(Website and app data records)
------------------------------------

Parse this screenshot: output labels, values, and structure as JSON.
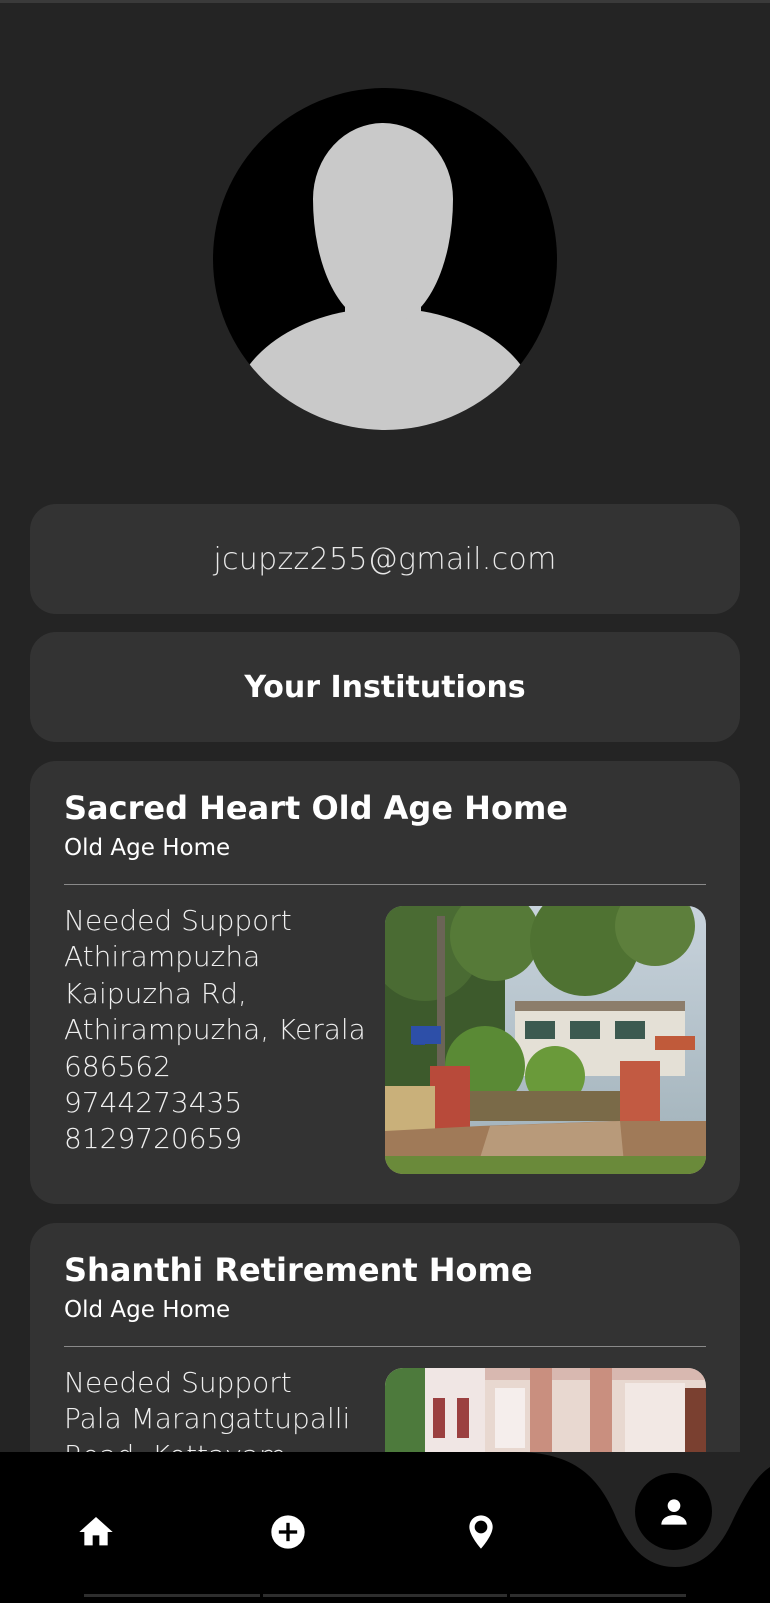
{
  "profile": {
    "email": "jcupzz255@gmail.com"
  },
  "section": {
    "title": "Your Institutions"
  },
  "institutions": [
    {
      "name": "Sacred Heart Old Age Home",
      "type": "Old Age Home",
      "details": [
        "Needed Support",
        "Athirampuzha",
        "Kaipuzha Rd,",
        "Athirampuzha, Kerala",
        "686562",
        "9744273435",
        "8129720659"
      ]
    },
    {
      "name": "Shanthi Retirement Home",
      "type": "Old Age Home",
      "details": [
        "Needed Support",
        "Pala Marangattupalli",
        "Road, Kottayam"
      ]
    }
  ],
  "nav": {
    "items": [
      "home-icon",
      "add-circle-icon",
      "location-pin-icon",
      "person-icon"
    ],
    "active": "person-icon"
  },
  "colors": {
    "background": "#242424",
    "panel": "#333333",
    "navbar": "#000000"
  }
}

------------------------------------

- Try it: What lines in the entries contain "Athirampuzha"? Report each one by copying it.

- Exercise answer:
        "Athirampuzha",
        "Athirampuzha, Kerala",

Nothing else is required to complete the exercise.